Between 1-2 percent was Berkeley, Northwestern, NYU, Penn, Texas, Georgetown. Others over 10 clerks historically were BYU, UCLA, GW, Notre Dame and Duke.
Ohio State has had three.
So if you look at the stats, it seems Scalia is correct that the top schools are and have always been feeders for clerkships in SCOTUS. Yale and Harvard are going to provide about half, with another 25 percent taken from among the next level of law schools (which includes Michigan) and then the last quarter will be from decent law schools (or, as often in the 20th century, the justice's alma mater).
So I hear that this Denard kid is pretty fast.
Someone I know who graduated from UM Law a few years ago interviewed with Scalia and got an offer to be his clerk. She decided to work for Ginsburg instead.
So he wants Michigan grads, but he doesn't always get them.
In this context, it becomes clear that his recent comments ripping on Ohio State are simply a feeble ploy to attract UM law grads.

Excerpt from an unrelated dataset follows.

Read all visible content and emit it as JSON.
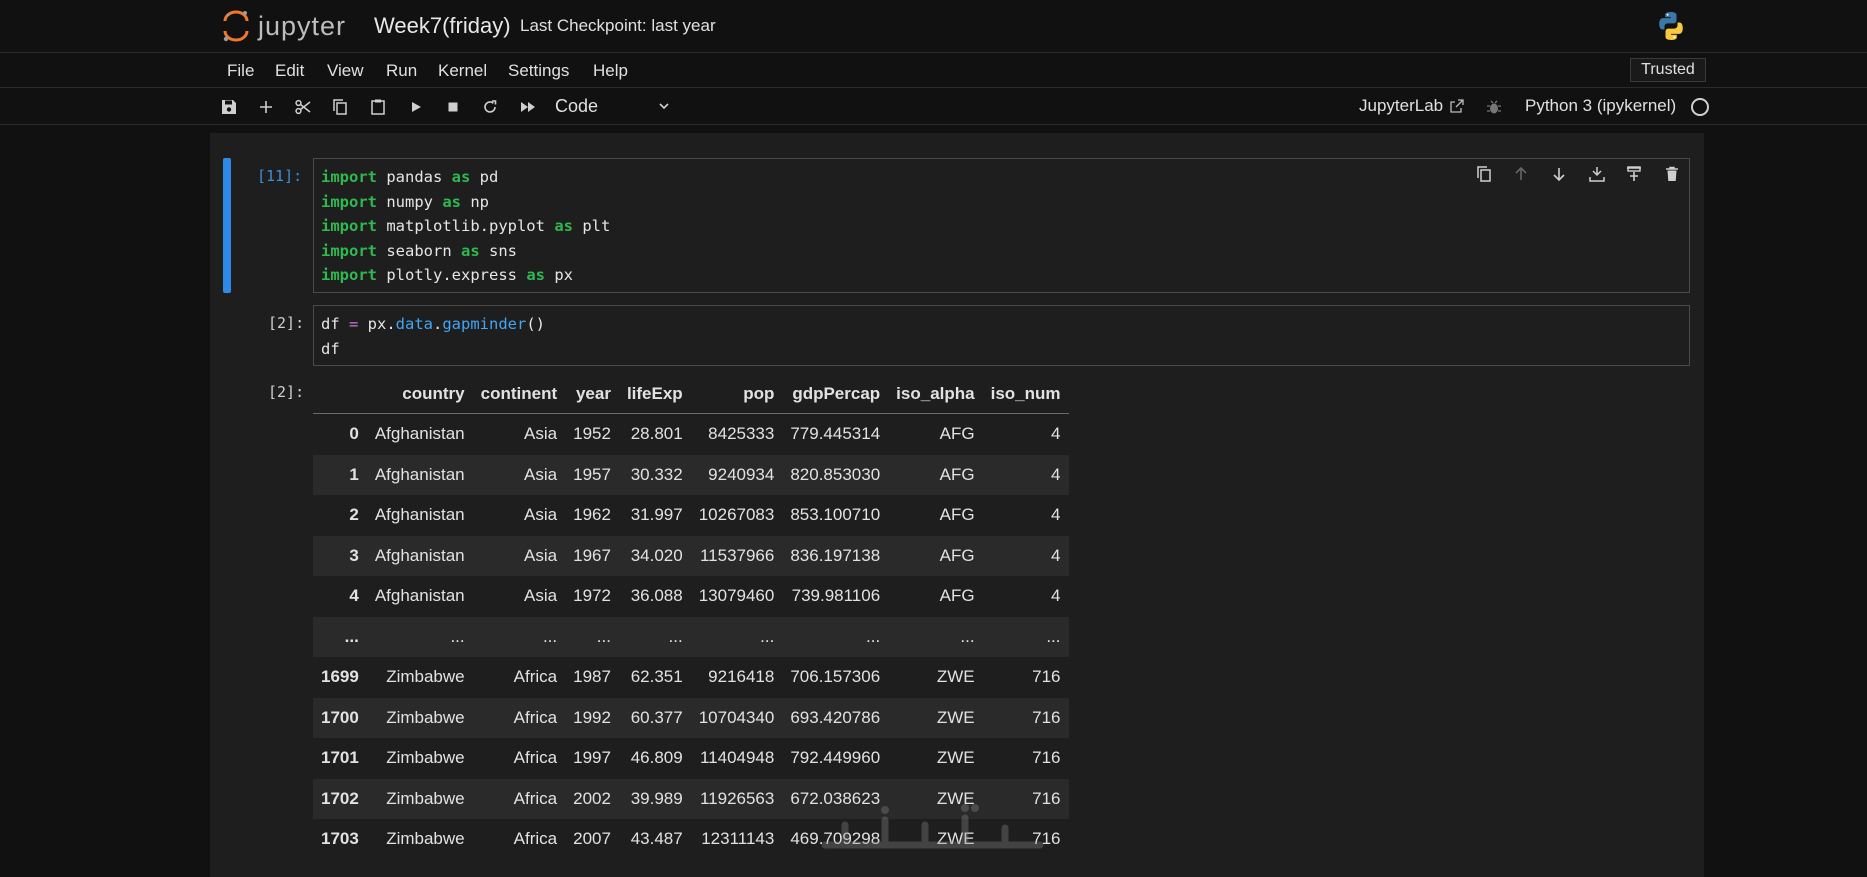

And for the record, Scalia is a total dick. When he came to Ann Arbor to speak, the first thing he did was yell at the law school's long-time photographer in front of a packed crowd. I could give a rat's ass about his stupid gimmicky legal philosophy and whether it's correct.
quite the opposite is true.
Originalism a/k/a/ "intentionalism" is quite predictable. And the furthest thing from "gimmicky."
I said I didn't care about whatever legal philosophy he supports. He treats other people like shit. He's a dick. I don't care what he thinks about anything, including Ohio State. Get it?
You happen to be wrong. Scalia has more friends on the court than any Justice. Ruth Bade Ginsburg, a liberal, and he are great friends. You don't get that by being a dick.
that postmodernism is destructive and has the intellectual value of rat feces.
This thread is stupid, as are most of the posters scrutinizing a Supreme Court Justice as if they are the epitome of wisdom and knowledge.
Did you know that Ruth Bader Ginsburg received an honorary degree from the University of Michigan (http://www.michigandaily.com/content/pinsky-speak-graduation) in 2001 right before the UM admissions policy case was coming before the court (http://www.vpcomm.umich.edu/admissions/legal/grutter/gru-ussc-op.html)? And she didn't recuse herself? And that fact was convieniently left out in most news reporting on the matter. Oh and when introduced at the graduation ceremony (I was there sitting in the stands in grad garb listening), she was lauded as a defender of "diversity in higher education". Huh.
So apparently, for constitutional revisionist jurists, it's OK for conflict of interest to just be glossed over when its a DEFENDANT PAYING A SITTING JURIST within 18 months of hearing a case.
Scalia writes some of the best researched and intellectually sound opinions consistant with a originalist interpretation of US constitutional law. You won't find him quoting non-ratified UN treaties or Scottish common law or "what I think is fair" as justifications for his decisions.
....is that Ginsburg and Scalia are incredibly close friends outside of the Court. Proof that ideology does not need to trump respect or other shared interests.
Ideology, no. Football rivalry, yes.
Then again, if you can explain why civility should be expected when we're arguing over the future of our nation and actual effects on peoples' lives; but be thrown out the window when a football team in maize and blue plays a (the) football team in (the) scarlet and (fake) silver, then you have won a no-expense opportunity to explain it to Misopogal.